Robert Pepper-Smith, The Wheel Keeper (Edmonton: NeWest Press, 2003), 118pp. Paper. $14.95 CDN, $9.95 US. ISBN 1-8963-0049-9.
There is much to admire in Robert Pepper-Smith's debut novel. Rendered in a poetic prose, it offers a sensitive and elegiac depiction of the personal and public upheavals faced by a mid-twentieth-century Italian-Canadian family.
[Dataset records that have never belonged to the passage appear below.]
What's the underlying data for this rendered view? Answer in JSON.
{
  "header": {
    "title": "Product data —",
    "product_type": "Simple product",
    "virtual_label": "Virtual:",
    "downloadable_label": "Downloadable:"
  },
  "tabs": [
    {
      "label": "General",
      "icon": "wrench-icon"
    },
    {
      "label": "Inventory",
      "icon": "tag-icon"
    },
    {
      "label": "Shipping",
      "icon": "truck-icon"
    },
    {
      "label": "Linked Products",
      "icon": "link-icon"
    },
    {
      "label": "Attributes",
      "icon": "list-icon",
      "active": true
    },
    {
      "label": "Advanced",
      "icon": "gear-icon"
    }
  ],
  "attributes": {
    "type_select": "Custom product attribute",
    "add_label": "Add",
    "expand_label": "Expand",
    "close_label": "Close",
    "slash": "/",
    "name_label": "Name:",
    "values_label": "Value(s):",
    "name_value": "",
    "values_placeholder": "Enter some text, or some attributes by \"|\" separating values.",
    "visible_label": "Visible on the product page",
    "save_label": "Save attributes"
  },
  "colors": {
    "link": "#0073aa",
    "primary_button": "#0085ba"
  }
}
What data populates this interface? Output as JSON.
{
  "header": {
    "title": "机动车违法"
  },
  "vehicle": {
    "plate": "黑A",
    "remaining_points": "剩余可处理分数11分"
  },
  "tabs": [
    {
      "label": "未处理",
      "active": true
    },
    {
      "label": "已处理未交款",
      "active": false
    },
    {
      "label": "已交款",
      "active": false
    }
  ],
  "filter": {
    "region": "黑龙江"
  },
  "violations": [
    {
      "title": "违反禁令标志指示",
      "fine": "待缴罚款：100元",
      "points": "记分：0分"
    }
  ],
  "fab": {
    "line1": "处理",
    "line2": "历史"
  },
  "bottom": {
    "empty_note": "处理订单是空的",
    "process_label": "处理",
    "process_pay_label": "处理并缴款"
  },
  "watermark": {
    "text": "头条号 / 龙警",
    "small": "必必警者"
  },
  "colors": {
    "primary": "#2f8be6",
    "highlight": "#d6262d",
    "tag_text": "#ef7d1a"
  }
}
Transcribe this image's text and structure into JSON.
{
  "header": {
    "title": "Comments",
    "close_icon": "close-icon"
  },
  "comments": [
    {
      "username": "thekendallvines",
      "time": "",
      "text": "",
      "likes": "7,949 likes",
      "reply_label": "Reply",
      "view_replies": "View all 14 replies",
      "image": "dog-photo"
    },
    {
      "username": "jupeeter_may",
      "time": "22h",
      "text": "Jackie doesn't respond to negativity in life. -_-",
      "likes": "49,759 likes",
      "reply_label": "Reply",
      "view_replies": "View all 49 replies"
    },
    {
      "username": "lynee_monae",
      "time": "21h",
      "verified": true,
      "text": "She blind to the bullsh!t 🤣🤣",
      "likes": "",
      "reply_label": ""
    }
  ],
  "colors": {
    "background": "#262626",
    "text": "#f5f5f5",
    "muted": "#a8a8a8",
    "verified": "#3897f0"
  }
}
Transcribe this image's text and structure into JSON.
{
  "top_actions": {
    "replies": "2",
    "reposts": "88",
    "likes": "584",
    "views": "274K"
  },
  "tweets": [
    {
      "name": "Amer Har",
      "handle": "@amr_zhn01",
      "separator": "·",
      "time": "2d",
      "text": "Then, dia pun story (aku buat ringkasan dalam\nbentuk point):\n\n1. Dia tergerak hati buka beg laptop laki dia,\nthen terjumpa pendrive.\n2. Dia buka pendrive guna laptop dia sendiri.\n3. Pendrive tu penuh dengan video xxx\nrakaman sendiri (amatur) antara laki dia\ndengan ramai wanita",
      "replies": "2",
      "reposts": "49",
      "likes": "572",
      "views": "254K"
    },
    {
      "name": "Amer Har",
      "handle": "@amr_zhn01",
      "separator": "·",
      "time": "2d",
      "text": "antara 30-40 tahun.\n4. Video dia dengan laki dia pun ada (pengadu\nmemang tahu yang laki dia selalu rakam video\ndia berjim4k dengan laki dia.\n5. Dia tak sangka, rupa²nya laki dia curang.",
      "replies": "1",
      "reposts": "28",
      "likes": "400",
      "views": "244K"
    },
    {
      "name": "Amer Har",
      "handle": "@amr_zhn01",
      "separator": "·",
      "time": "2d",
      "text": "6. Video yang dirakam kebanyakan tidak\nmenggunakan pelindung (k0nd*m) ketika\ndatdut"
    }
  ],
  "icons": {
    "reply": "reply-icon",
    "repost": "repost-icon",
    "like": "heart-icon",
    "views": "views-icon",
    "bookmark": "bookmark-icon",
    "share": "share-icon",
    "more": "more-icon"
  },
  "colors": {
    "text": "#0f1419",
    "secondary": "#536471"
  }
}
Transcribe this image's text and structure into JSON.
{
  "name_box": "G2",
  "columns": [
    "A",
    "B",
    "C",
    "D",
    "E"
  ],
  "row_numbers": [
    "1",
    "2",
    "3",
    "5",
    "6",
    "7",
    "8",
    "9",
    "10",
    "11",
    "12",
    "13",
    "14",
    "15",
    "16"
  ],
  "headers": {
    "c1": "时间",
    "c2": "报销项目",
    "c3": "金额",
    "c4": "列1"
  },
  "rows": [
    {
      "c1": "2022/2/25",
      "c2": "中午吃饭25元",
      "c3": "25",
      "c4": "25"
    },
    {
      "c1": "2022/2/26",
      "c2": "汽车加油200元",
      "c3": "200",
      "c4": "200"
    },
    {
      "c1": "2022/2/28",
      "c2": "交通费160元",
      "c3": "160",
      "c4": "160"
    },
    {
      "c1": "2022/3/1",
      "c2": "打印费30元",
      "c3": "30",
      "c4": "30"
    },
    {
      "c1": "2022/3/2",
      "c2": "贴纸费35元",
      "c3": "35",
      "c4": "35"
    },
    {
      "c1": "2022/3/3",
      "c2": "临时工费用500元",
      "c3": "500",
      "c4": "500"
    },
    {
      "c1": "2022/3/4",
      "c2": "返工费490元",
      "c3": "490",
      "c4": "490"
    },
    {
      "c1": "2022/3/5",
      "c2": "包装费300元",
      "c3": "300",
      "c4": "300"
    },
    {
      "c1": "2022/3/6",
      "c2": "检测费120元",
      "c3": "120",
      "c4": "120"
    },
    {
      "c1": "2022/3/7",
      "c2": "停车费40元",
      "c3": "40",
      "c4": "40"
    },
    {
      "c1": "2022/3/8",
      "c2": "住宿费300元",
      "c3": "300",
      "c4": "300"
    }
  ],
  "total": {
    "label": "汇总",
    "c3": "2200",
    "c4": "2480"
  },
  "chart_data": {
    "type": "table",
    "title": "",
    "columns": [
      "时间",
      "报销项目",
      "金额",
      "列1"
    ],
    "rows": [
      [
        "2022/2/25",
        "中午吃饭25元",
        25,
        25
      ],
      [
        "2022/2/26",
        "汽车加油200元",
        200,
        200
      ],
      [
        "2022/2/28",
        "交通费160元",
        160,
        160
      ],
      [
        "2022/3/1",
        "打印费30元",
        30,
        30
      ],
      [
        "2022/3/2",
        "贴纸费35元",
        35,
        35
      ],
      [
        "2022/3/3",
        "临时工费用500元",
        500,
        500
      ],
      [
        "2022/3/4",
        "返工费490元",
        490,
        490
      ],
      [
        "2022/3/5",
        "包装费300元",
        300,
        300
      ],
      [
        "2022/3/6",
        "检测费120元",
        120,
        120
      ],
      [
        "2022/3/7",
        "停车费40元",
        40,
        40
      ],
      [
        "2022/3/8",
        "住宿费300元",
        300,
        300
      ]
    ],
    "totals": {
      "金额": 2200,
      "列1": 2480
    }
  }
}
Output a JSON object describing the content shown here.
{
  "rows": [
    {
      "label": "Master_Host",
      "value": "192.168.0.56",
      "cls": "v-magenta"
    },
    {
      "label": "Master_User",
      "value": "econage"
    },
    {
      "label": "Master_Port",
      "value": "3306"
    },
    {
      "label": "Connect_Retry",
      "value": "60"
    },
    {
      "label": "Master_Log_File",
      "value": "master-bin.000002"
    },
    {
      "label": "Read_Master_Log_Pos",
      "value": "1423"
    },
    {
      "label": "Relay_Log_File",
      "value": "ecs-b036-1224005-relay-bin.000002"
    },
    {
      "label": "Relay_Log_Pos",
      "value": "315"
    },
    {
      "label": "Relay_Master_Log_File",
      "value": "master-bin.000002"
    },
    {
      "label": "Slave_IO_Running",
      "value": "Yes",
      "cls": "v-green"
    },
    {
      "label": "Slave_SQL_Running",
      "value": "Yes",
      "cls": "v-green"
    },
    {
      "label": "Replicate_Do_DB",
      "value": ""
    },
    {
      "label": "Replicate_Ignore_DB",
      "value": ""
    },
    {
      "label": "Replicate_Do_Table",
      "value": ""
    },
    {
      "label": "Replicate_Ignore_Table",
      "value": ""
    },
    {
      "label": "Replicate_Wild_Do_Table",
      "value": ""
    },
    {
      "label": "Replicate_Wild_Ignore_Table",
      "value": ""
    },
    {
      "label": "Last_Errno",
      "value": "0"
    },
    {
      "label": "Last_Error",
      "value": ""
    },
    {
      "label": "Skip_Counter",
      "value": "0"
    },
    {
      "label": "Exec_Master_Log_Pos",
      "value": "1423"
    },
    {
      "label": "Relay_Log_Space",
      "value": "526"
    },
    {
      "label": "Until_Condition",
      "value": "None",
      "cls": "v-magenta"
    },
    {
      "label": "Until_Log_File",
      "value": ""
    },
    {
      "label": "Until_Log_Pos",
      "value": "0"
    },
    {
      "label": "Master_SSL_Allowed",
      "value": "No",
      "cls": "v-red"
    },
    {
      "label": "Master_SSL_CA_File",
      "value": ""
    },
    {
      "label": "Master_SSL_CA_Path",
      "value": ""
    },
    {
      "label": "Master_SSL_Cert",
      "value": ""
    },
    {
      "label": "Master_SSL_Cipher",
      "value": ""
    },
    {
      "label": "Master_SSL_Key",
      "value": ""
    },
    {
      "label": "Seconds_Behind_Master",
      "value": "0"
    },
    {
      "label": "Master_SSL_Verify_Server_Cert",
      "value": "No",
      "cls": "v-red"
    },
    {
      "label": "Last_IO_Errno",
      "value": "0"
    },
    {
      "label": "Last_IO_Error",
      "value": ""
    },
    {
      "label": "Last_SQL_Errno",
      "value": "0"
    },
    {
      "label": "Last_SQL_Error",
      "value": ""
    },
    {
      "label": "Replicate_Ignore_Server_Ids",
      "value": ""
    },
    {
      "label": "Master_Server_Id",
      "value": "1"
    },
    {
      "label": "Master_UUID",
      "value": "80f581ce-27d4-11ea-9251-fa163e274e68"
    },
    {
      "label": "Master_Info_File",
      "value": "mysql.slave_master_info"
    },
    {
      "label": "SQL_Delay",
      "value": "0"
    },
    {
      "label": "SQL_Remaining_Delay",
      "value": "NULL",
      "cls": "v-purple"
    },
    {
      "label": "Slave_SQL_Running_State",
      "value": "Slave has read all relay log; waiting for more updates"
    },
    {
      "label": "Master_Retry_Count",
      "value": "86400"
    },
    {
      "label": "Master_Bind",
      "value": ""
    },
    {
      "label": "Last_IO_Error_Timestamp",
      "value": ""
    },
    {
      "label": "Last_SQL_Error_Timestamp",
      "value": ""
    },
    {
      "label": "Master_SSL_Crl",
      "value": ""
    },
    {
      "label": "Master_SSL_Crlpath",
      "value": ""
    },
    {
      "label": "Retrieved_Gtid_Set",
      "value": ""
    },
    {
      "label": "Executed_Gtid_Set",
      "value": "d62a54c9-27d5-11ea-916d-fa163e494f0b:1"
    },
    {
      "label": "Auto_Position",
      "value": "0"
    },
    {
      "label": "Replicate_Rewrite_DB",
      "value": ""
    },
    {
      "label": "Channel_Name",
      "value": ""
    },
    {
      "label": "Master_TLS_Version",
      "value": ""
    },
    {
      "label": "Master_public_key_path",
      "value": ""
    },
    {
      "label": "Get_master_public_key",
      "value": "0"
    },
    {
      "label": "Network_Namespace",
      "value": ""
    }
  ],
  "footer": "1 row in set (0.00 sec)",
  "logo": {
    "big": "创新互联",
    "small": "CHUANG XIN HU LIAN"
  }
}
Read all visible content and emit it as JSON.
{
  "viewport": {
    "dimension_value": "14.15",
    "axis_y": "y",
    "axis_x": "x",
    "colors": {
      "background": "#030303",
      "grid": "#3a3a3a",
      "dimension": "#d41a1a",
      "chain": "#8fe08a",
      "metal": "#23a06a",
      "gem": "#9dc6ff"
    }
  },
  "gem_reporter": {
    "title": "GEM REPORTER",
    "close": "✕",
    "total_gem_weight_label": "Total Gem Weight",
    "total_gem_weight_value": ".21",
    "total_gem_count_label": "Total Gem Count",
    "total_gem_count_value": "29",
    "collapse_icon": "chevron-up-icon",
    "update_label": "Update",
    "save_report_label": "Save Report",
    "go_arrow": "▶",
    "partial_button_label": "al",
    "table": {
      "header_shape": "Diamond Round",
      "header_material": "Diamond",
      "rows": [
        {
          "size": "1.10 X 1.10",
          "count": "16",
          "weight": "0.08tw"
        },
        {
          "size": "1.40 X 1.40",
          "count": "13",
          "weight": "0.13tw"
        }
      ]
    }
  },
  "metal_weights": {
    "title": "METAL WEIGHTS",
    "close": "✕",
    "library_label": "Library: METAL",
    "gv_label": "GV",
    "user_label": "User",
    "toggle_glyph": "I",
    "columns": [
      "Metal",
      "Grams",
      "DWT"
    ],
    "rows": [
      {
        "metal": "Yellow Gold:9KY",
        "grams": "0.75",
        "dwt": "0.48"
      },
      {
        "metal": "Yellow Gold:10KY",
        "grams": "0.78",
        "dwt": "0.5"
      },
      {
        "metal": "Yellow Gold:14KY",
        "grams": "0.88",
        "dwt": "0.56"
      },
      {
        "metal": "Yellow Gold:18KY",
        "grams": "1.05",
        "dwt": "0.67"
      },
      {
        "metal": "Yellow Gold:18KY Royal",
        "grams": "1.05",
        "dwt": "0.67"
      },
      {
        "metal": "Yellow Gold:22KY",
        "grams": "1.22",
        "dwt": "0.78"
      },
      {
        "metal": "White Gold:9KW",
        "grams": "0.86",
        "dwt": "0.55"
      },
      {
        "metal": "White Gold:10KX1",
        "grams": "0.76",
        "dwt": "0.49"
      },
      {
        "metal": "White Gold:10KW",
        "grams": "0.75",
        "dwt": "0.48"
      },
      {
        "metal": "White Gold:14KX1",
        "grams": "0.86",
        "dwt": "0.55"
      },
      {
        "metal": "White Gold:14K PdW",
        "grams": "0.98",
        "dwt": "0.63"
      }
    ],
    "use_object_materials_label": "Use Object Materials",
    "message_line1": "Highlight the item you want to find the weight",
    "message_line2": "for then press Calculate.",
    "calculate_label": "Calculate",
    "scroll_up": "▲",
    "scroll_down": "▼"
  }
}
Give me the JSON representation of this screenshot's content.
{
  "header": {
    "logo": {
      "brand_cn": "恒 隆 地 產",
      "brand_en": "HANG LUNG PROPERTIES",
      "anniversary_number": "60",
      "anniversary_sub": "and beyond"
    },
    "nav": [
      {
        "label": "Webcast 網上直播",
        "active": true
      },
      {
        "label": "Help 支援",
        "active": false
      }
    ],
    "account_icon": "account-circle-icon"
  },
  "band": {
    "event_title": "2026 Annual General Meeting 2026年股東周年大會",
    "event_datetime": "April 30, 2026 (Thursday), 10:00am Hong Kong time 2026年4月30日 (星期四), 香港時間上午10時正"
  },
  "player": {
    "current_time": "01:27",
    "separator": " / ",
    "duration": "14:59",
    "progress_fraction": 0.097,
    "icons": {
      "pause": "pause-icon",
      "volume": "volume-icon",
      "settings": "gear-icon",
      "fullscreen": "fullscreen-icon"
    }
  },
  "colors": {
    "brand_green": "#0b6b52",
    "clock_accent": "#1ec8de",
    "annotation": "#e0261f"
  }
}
In short, the book has heart.
Indeed, it is clear from the start that Pepper-Smith has a deep affection for his characters and their attempts to come to terms with the stuff of their lives; the force of his accounts derives in part from a keen understanding of the history and traditions central to the family's story, and also from a wider appreciation of human values and emotions.
Set in a fictional village in south-eastern British Columbia, the book traces two key events: the grandmother's forced emigration from her native Italy as an unwed mother seeking to avoid surrendering her child to the church; and …